***** Task data *****

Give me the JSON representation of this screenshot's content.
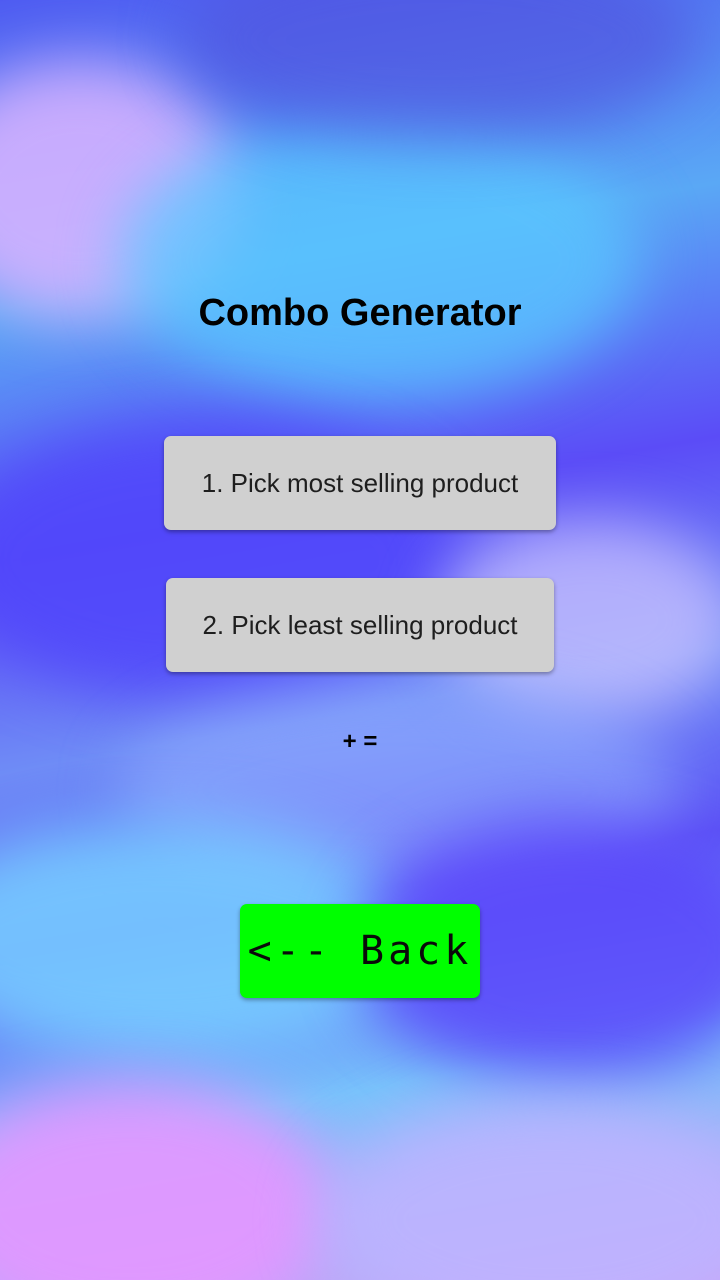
{
  "screen": {
    "title": "Combo Generator",
    "pick_most_label": "1. Pick most selling product",
    "pick_least_label": "2. Pick least selling product",
    "combo_result": "+ =",
    "back_label": "<-- Back"
  },
  "colors": {
    "button_bg": "#d0d0d0",
    "back_button_bg": "#00ff00",
    "text": "#000000"
  }
}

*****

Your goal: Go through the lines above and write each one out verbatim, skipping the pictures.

Solution for this task:
Give me the JSON representation of this screenshot's content.
{
  "screen": {
    "title": "Combo Generator",
    "pick_most_label": "1. Pick most selling product",
    "pick_least_label": "2. Pick least selling product",
    "combo_result": "+ =",
    "back_label": "<-- Back"
  },
  "colors": {
    "button_bg": "#d0d0d0",
    "back_button_bg": "#00ff00",
    "text": "#000000"
  }
}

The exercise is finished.